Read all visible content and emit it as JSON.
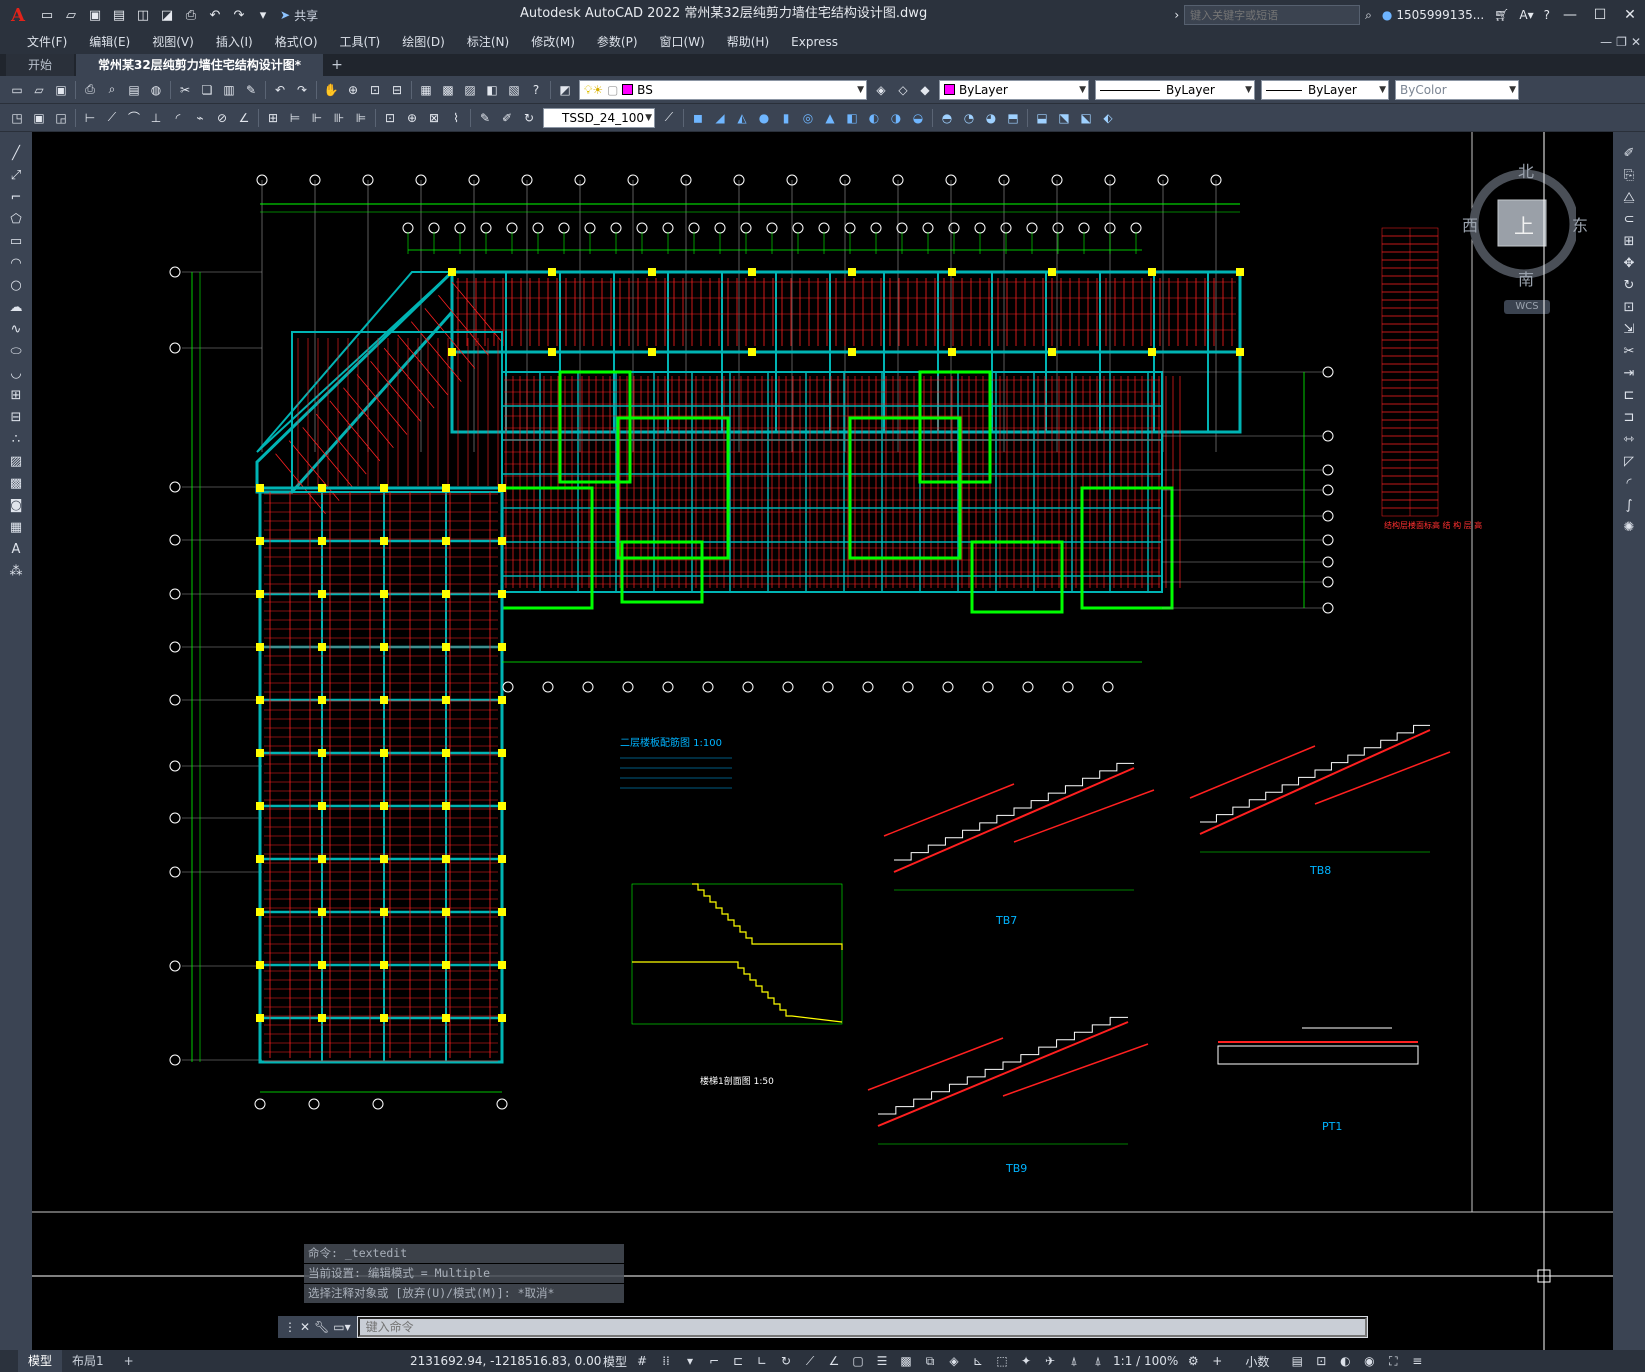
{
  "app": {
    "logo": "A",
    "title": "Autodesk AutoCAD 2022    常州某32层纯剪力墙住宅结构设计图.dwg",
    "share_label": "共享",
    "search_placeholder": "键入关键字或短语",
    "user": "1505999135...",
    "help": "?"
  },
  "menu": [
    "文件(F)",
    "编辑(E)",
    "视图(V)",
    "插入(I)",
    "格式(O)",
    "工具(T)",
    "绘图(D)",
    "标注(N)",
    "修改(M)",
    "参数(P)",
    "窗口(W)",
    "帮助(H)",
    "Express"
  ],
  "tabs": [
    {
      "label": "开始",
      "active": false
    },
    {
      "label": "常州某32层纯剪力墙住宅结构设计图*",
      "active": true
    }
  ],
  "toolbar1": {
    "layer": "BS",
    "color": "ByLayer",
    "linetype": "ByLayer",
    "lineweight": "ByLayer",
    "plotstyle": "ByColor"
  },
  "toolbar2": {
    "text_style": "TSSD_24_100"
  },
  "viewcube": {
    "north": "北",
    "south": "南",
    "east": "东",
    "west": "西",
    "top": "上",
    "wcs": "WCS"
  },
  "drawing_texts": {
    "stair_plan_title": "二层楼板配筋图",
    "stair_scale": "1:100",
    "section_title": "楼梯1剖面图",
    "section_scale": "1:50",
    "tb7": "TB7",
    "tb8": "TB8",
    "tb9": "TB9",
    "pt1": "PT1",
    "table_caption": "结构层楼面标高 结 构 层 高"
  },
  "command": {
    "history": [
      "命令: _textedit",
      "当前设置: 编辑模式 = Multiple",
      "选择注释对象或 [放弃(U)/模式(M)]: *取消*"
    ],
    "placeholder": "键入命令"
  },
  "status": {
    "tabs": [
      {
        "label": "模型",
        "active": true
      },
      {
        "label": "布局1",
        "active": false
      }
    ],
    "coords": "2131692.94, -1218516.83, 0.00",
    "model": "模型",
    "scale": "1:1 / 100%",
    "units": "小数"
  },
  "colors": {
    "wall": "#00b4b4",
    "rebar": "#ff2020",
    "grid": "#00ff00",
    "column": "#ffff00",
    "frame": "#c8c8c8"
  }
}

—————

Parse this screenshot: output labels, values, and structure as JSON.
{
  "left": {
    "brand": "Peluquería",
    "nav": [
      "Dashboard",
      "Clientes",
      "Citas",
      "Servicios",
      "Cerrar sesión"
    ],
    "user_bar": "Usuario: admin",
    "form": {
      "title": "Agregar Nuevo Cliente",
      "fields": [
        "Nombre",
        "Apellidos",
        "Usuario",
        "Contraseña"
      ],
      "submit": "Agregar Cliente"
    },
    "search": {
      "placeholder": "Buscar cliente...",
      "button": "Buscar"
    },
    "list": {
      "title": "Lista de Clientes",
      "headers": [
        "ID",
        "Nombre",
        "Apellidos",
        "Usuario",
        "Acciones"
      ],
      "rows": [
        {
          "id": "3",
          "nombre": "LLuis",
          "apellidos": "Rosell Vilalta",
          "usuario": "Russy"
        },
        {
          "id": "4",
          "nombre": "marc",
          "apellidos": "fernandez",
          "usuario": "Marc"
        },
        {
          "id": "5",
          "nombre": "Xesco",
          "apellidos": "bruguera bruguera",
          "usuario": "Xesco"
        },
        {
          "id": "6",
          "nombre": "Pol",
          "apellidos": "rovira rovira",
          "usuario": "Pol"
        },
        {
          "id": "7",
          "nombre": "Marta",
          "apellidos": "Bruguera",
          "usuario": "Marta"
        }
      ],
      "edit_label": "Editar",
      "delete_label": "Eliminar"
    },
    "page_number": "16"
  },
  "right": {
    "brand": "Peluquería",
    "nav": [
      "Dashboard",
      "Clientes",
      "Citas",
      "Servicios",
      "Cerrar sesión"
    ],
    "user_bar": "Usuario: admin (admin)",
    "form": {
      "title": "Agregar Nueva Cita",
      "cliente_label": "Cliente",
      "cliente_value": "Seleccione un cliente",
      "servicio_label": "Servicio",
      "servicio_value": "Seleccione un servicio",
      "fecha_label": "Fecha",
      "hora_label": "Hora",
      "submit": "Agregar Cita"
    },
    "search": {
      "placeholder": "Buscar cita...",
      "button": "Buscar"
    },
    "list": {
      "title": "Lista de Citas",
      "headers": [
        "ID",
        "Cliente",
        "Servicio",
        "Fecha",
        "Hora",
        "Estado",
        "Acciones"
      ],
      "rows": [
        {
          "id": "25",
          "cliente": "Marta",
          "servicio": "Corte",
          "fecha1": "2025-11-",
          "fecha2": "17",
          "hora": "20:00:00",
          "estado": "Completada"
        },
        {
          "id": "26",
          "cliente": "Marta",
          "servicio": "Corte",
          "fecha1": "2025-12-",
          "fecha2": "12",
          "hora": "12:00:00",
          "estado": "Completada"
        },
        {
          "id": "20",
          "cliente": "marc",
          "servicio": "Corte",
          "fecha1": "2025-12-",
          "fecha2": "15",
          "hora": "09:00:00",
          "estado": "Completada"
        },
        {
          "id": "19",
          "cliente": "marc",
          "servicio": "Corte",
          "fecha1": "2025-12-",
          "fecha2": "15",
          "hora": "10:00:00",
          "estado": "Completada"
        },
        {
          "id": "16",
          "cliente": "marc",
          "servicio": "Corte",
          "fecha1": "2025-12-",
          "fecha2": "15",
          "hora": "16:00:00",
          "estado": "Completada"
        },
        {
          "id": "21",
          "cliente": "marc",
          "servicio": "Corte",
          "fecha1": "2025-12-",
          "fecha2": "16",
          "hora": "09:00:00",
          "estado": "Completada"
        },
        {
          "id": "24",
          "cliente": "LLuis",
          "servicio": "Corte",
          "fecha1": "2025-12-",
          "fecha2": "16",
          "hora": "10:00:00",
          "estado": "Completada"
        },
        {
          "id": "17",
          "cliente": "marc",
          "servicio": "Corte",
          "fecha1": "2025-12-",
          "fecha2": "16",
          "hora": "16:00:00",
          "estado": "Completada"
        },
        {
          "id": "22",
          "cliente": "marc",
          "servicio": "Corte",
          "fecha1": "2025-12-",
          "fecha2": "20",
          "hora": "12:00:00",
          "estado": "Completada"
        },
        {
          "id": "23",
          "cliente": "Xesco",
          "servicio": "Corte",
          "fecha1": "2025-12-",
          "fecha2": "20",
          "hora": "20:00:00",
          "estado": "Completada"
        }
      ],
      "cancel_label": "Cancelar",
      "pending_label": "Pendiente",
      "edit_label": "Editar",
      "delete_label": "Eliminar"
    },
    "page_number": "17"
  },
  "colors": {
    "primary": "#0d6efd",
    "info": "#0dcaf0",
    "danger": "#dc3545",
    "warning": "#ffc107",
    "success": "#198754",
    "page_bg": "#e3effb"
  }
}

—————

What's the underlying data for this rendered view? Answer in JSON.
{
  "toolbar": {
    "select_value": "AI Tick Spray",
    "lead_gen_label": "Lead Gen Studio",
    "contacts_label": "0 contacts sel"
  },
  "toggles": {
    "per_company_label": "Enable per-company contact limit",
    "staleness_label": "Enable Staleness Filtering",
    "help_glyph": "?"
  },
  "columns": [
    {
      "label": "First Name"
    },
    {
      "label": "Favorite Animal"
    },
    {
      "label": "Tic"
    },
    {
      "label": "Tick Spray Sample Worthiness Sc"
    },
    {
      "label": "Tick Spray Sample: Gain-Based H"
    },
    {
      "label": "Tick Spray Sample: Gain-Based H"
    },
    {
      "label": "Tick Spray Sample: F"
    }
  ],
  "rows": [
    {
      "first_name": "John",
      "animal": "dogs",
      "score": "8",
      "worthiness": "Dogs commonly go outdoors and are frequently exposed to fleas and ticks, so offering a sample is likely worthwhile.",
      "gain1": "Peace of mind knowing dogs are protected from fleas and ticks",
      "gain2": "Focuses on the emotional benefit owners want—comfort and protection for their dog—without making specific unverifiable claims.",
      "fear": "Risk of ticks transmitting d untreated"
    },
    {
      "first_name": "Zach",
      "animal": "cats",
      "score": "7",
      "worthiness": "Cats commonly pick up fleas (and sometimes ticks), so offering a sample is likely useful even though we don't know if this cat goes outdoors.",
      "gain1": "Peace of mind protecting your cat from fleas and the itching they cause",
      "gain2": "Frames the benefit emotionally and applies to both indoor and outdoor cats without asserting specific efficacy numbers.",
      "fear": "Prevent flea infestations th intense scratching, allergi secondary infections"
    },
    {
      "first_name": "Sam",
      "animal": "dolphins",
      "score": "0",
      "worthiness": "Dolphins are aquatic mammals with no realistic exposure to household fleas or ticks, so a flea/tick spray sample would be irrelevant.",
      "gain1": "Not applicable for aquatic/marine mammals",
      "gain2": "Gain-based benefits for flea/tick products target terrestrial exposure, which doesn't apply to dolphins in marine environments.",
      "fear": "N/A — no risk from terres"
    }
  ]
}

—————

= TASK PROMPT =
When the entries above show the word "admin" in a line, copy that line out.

= SOLVED PROBLEM =
    "user_bar": "Usuario: admin",
    "user_bar": "Usuario: admin (admin)",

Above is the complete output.